Polixenes King of Bohemia and childhood friend of Leontes. When Leontes ends their friendship, Polixenes develops in a different and more wholesome way. But he has his own personal crisis, which involves the perfidy of his son, Florizel. Unlike Leontes, Polixenes seeks advice at the time that he seeks facts, and although Polixenes ignores advice at the climax of his crisis, his wise choice of an adviser and his absence of tyranny eventually contribute to the concluding reconciliation at the end of the play.
Florizel The son of Polixenes; Prince of Bohemia. A brash and high-spirited young man, he is willing to throw away all responsibilities, loyalty, and filial love in exchange for the chance to live with and love Perdita. Because he listens to Camillo and cares about Perdita, he is able to emerge from his ardent, youthful fantasy without destroying anyone.
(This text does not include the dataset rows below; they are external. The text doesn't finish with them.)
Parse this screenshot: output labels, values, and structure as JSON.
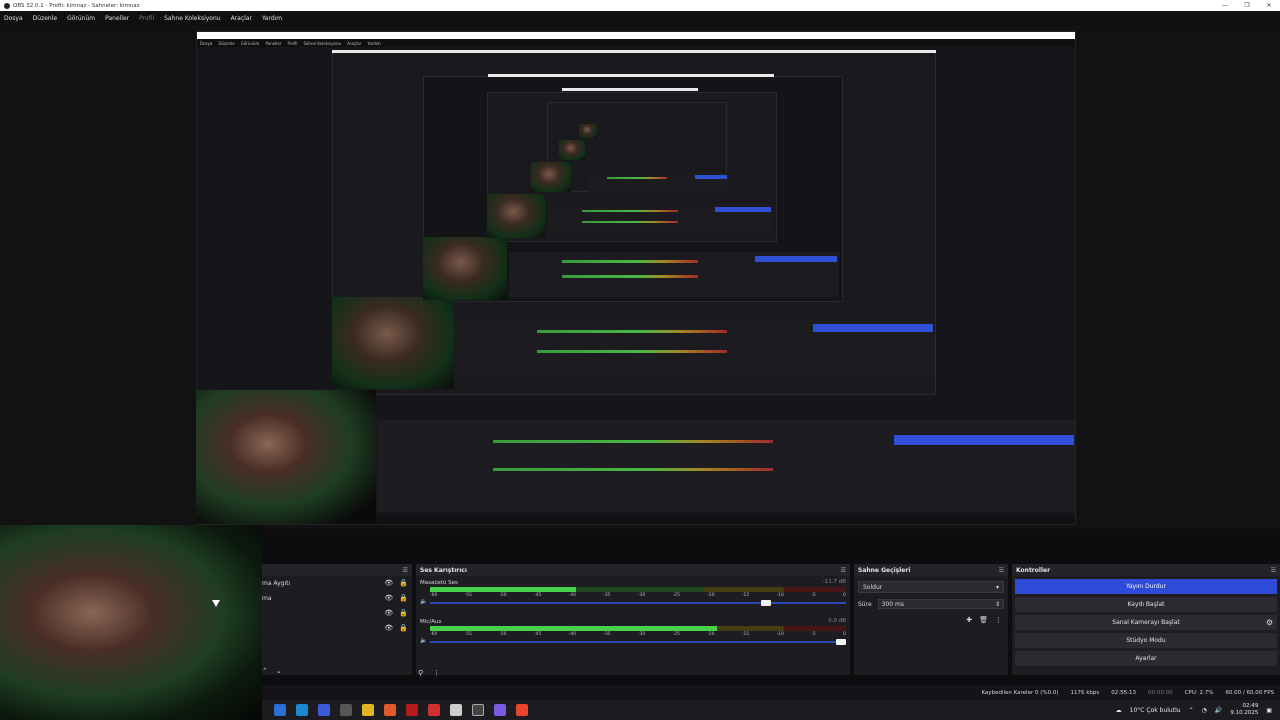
{
  "window": {
    "title": "OBS 32.0.1 - Profil: kimnaz - Sahneler: kimnaz",
    "controls": [
      "—",
      "❐",
      "✕"
    ]
  },
  "menu": [
    "Dosya",
    "Düzenle",
    "Görünüm",
    "Paneller",
    "Profil",
    "Sahne Koleksiyonu",
    "Araçlar",
    "Yardım"
  ],
  "scenes": {
    "items": [
      "ma Aygıtı",
      "ma"
    ]
  },
  "mixer": {
    "title": "Ses Karıştırıcı",
    "channels": [
      {
        "name": "Masaüstü Ses",
        "db": "-11.7 dB",
        "level": 0.35,
        "volume": 0.82
      },
      {
        "name": "Mic/Aux",
        "db": "0.0 dB",
        "level": 0.69,
        "volume": 1.0
      }
    ],
    "scale": [
      "-60",
      "-55",
      "-50",
      "-45",
      "-40",
      "-35",
      "-30",
      "-25",
      "-20",
      "-15",
      "-10",
      "-5",
      "0"
    ]
  },
  "transitions": {
    "title": "Sahne Geçişleri",
    "selected": "Soldur",
    "duration_label": "Süre",
    "duration_value": "300 ms"
  },
  "controls": {
    "title": "Kontroller",
    "stop_stream": "Yayını Durdur",
    "start_record": "Kaydı Başlat",
    "virtual_cam": "Sanal Kamerayı Başlat",
    "studio_mode": "Stüdyo Modu",
    "settings": "Ayarlar"
  },
  "status": {
    "dropped": "Kaybedilen Kareler 0 (%0.0)",
    "bitrate": "1176 kbps",
    "live_time": "02:55:13",
    "rec_time": "00:00:00",
    "cpu": "CPU: 2.7%",
    "fps": "60.00 / 60.00 FPS"
  },
  "taskbar": {
    "weather": "10°C  Çok bulutlu",
    "time": "02:49",
    "date": "9.10.2025"
  },
  "colors": {
    "accent": "#2d4ad9",
    "meter_green": "#49b849",
    "meter_yellow": "#a38822",
    "meter_red": "#a32a2a"
  }
}
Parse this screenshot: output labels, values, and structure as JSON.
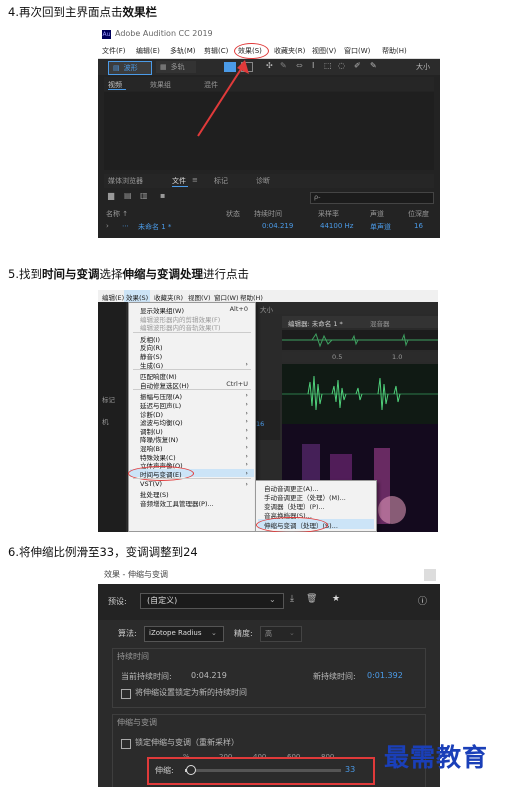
{
  "steps": {
    "s4": {
      "pre": "4.再次回到主界面点击",
      "bold": "效果栏"
    },
    "s5": {
      "pre": "5.找到",
      "bold1": "时间与变调",
      "mid": "选择",
      "bold2": "伸缩与变调处理",
      "post": "进行点击"
    },
    "s6": {
      "text": "6.将伸缩比例滑至33，变调调整到24"
    }
  },
  "shot1": {
    "app_title": "Adobe Audition CC 2019",
    "menu": [
      "文件(F)",
      "编辑(E)",
      "多轨(M)",
      "剪辑(C)",
      "效果(S)",
      "收藏夹(R)",
      "视图(V)",
      "窗口(W)",
      "帮助(H)"
    ],
    "toolbar": {
      "waveform": "波形",
      "multitrack": "多轨",
      "size": "大小"
    },
    "panel_tabs": [
      "视频",
      "效果组",
      "混件"
    ],
    "lower_tabs": [
      "媒体浏览器",
      "文件",
      "标记",
      "诊断"
    ],
    "search_placeholder": "ρ-",
    "columns": [
      "名称 ↑",
      "状态",
      "持续时间",
      "采样率",
      "声道",
      "位深度"
    ],
    "file_row": {
      "name": "未命名 1 *",
      "status": "",
      "duration": "0:04.219",
      "rate": "44100 Hz",
      "channel": "单声道",
      "depth": "16"
    }
  },
  "shot2": {
    "menubar": [
      "编辑(E)",
      "效果(S)",
      "收藏夹(R)",
      "视图(V)",
      "窗口(W)",
      "帮助(H)"
    ],
    "menu_items": [
      {
        "label": "显示效果组(W)",
        "shortcut": "Alt+0"
      },
      {
        "label": "编辑波形器内的剪辑效果(F)",
        "shortcut": "",
        "disabled": true
      },
      {
        "label": "编辑波形器内的音轨效果(T)",
        "shortcut": "",
        "disabled": true
      },
      {
        "label": "---"
      },
      {
        "label": "反相(I)",
        "shortcut": ""
      },
      {
        "label": "反向(R)",
        "shortcut": ""
      },
      {
        "label": "静音(S)",
        "shortcut": ""
      },
      {
        "label": "生成(G)",
        "shortcut": "›"
      },
      {
        "label": "---"
      },
      {
        "label": "匹配响度(M)",
        "shortcut": ""
      },
      {
        "label": "自动修复选区(H)",
        "shortcut": "Ctrl+U"
      },
      {
        "label": "---"
      },
      {
        "label": "振幅与压限(A)",
        "shortcut": "›"
      },
      {
        "label": "延迟与回声(L)",
        "shortcut": "›"
      },
      {
        "label": "诊断(D)",
        "shortcut": "›"
      },
      {
        "label": "滤波与均衡(Q)",
        "shortcut": "›"
      },
      {
        "label": "调制(U)",
        "shortcut": "›"
      },
      {
        "label": "降噪/恢复(N)",
        "shortcut": "›"
      },
      {
        "label": "混响(B)",
        "shortcut": "›"
      },
      {
        "label": "特殊效果(C)",
        "shortcut": "›"
      },
      {
        "label": "立体声声像(O)",
        "shortcut": "›"
      },
      {
        "label": "时间与变调(E)",
        "shortcut": "›"
      },
      {
        "label": "---"
      },
      {
        "label": "VST(V)",
        "shortcut": "›"
      },
      {
        "label": "批处理(S)",
        "shortcut": ""
      },
      {
        "label": "音频增效工具管理器(P)...",
        "shortcut": ""
      }
    ],
    "submenu": [
      "自动音调更正(A)...",
      "手动音调更正（处理）(M)...",
      "变调器（处理）(P)...",
      "音高换档器(S)...",
      "伸缩与变调（处理）(S)..."
    ],
    "editor_tab": "编辑器: 未命名 1 *",
    "mixer_tab": "混音器",
    "size_label": "大小",
    "ruler": [
      "0.5",
      "1.0"
    ],
    "side_labels": [
      "标记",
      "机",
      "16"
    ]
  },
  "shot3": {
    "title": "效果 - 伸缩与变调",
    "preset_label": "预设:",
    "preset_value": "(自定义)",
    "algorithm_label": "算法:",
    "algorithm_value": "iZotope Radius",
    "precision_label": "精度:",
    "precision_value": "高",
    "duration_group": "持续时间",
    "current_label": "当前持续时间:",
    "current_value": "0:04.219",
    "new_label": "新持续时间:",
    "new_value": "0:01.392",
    "lock_label": "将伸缩设置锁定为新的持续时间",
    "stretch_group": "伸缩与变调",
    "lock_stretch_label": "锁定伸缩与变调（重新采样）",
    "stretch_label": "伸缩:",
    "stretch_unit": "%",
    "stretch_ticks": [
      "200",
      "400",
      "600",
      "800"
    ],
    "stretch_value": "33",
    "stretch_fraction": 0.033
  },
  "watermark": "最需教育",
  "colors": {
    "accent": "#4b9be8",
    "highlight": "#e03a3a",
    "dark": "#232323",
    "panel": "#2b2b2b"
  }
}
But he is tempted by headstrong emotions, a key to his character that is, he is capable of being selfish and self-centered.
Archidamus A lord of Bohemia who plays no further role after he has described the barrenness of Bohemia in the opening scene.
Old Shepherd The shepherd who finds and raises Perdita. For some reason, he has no name. Although he does appropriate the gold that was left with his foundling "daughter," he otherwise seems to raise Perdita in a fair and nurturing atmosphere. For instance, no character is aware of any different treatment or attitude toward his "real" child and his "foster" child.
Clown The son of the old shepherd also exists without a name. Identified only as the traditional clown role that he fills in the play, the character is developed enough to be a remarkable favorite for generations of audiences.
Autolycus Another favorite character from this play. A rogue who had once served Prince Florizel, he lives and delights by his wits. He plays a minor but key role in the final reconciliation; and when the goodhearted clown promises to reward Autolycus, the groundwork is prepared for our feeling that rewarding the rogue is more just than punishing him for his earlier thievery.
A Mariner He exists long enough to transport Perdita to Bohemia, regret his actions, and die in a storm.
Hermione Queen of Sicilia; the wife of Leontes. Russian by birth, this character is an unbelievably pure combination of virtues, including a sufficiently patient optimism that sustains her through sixteen years while she hides and waits for the right moment to rejoin her repentant husband. She never utters a sigh or a word of remonstrance about the loss of her children or her freedom after she forgives Leontes.
Perdita The daughter of Leontes and Hermione; Princess of Sicilia; later, the wife of Florizel, and Princess of Bohemia. Without any environmental influence, she grows up with a quality of royalty being one of her most innate traits and with an uncanny resemblance to her mother in behavior as well as appearance. Her outstanding virtue is common sense, which Florizel needs from their union more than he ever seems to realize. This quality is also used effectively to bring authenticity to a character who would otherwise be only two-dimensional.
Paulina Wife, then widow of Antigonus. A loyal lady-in-waiting to Hermione, she voices the conscience of Leontes in an irritating and scolding tone. But she is unarguably diligent and, therefore, she deserves her final reward of marriage to the good Camillo.
Emilia Another attendant of Hermione.
Mopsa and Dorcas Two shepherdesses who dramatize the role models for young women of their social level; they fail to sway Perdita from her natural inclinations toward graciousness and gentility.
Chorus The Chorus makes a mid-plot appearance in order to provide an exposition of the interim of sixteen years.